It is with a heavy heart that we report to you the proposed changes in the Massachusetts welfare law that were adopted very late last night (11:54 PM) during the FY2013 House budget deliberations. Social service, labor, health care and advocacy organizations will be working hard in the next few weeks to educate both branches of the Legislature on how unworkable and punitive these measures are and urge them to not allow these provisions to become law. Outside Section 35 of the House Ways and Means budget was an unmitigated disaster. The additional amendment adopted on the House Floor last night made many of those proposed changes far worse for low income women and their children.  
We will be sending on additional information, fact sheets and action steps in the next few days.  Below is a summary of the EBT restrictions in the House budget (Outside Section 35, as amended) from my MLRI colleague, Deborah Harris. The Senate budget is currently being developed and expected to be finished in the next two weeks. Calls to your State Senators - to educate them how difficult and unworkable many of these provisions are - is critical! 

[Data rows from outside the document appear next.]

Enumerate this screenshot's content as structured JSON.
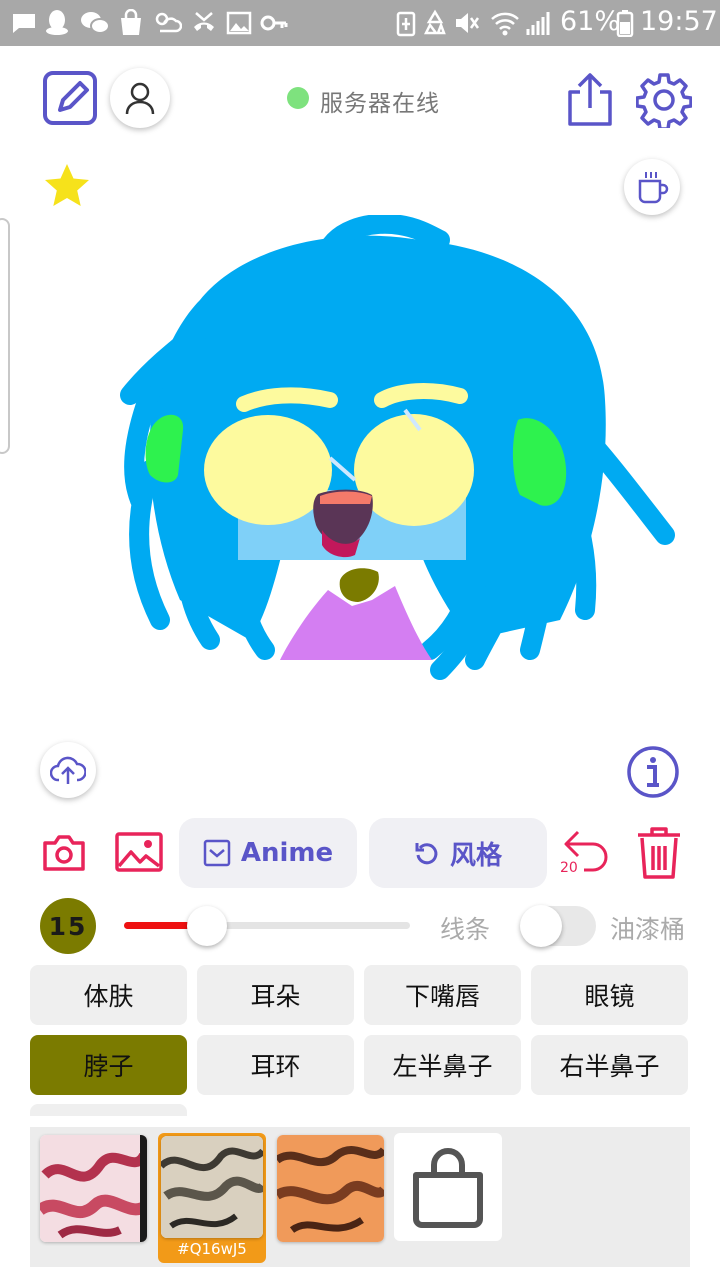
{
  "status_bar": {
    "battery": "61%",
    "time": "19:57"
  },
  "server": {
    "status_text": "服务器在线",
    "status_color": "#7ee27e"
  },
  "toolbar": {
    "anime_label": "Anime",
    "style_label": "风格",
    "undo_count": "20"
  },
  "brush": {
    "size": "15",
    "size_fraction": 0.29,
    "color": "#7b7b00",
    "mode_line": "线条",
    "mode_bucket": "油漆桶",
    "bucket_enabled": false
  },
  "parts": [
    {
      "label": "体肤",
      "selected": false
    },
    {
      "label": "耳朵",
      "selected": false
    },
    {
      "label": "下嘴唇",
      "selected": false
    },
    {
      "label": "眼镜",
      "selected": false
    },
    {
      "label": "脖子",
      "selected": true
    },
    {
      "label": "耳环",
      "selected": false
    },
    {
      "label": "左半鼻子",
      "selected": false
    },
    {
      "label": "右半鼻子",
      "selected": false
    }
  ],
  "textures": {
    "selected_code": "#Q16wJ5"
  },
  "colors": {
    "accent": "#5a55c8",
    "danger": "#e8245a",
    "hair": "#00aaf2",
    "skin": "#7fd0f8",
    "eyes": "#fdfa9e",
    "ears": "#2ef24e",
    "neck": "#7b7b00",
    "shirt": "#d47ef2"
  }
}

1.     A version of Section 35’s ban on using cash assistance benefits held on EBT cards to buy particular products or services. This version has some but not all of the corrections to Section 35 that were in the Toomey amendment and some additions that make it worse than Section 35.  Prohibited products and services include:

a.     Cosmetics—defined( in language that they should have been embarrassed about) to include “articles intended to be rubbed, poured, sprinkled, or sprayed on, introduced into, or otherwise applied to the human body or any part thereof for cleansing, beautifying, promoting attractiveness, or altering the appearance, and (2) articles intended for use as a component of any such articles; provided, however, that cosmetics shall not include soap, shampoo, deodorant, toothpaste, or other personal hygiene products.”  Shaving cream and a razor would be prohibited as well as chap stick and of course lipstick, and coverup for teenage acne.

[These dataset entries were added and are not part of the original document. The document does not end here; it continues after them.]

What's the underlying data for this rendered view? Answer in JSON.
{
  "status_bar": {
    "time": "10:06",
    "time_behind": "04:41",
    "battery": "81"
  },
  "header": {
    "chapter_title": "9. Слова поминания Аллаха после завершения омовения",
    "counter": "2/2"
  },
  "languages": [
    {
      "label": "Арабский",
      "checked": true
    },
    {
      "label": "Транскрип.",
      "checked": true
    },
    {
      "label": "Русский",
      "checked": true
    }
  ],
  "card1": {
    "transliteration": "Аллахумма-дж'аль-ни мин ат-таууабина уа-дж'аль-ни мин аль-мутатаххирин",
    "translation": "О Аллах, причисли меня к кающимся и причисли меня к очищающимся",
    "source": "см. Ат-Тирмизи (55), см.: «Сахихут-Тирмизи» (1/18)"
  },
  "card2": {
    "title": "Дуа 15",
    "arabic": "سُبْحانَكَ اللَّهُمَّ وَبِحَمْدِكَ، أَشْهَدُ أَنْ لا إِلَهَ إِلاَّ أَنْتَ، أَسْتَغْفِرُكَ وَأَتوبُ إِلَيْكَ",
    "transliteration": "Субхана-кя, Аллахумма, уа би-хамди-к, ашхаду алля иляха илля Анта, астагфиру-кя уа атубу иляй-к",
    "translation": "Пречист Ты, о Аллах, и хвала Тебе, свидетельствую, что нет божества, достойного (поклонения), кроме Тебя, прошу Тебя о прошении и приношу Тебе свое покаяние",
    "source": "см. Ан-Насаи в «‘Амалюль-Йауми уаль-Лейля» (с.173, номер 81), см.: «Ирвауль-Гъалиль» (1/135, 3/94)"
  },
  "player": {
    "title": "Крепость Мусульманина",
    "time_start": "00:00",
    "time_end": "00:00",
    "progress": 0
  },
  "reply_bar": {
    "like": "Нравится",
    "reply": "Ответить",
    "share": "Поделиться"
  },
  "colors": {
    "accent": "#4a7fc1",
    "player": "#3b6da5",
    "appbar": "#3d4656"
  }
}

b.     Admission to any performance other than a school or nonprofit performance.  Going to a movie, or paying for your child go to a movie would be prohibited. A concert by any entity other than a school or nonprofit would be prohibited.

c.     Professional services other than health services, haircutting and funerals. Lawyer services would be prohibited. It would be a violation to use one’s benefits to pay a lawyer to defend against an eviction, for example.

d.     Jewelry

e.     Rental of any goods or real property except for the primary residence. Families leaving shelter for housing who cannot access donated furniture would have to make their kids sleep on the floor, sometimes with rats and roaches.

2.     Businesses that offer for sale any prohibited service or product have to post a sign advising patrons of the excluded products.

3.     In addition, the House EBT amendment adds additional types of businesses that are prohibited from housing an ATM or any other device that would allow recipients to access cash.  This prohibition includes any place a performance  or sporting event takes place, rent-to-own businesses, jewelry stores, and cruise ships.  

4.     Cash assistance benefits may only be accessed in Massachusetts or a border state.

5.     A recipient who makes a prohibited purchase shall be disqualified for three months for the first violation (generally about $300, even for a $1 prohibited purchase), and permanently for a second offense.

6.     Businesses are subject to fines up to $10,000 for accepting cash EBT in violation of the law.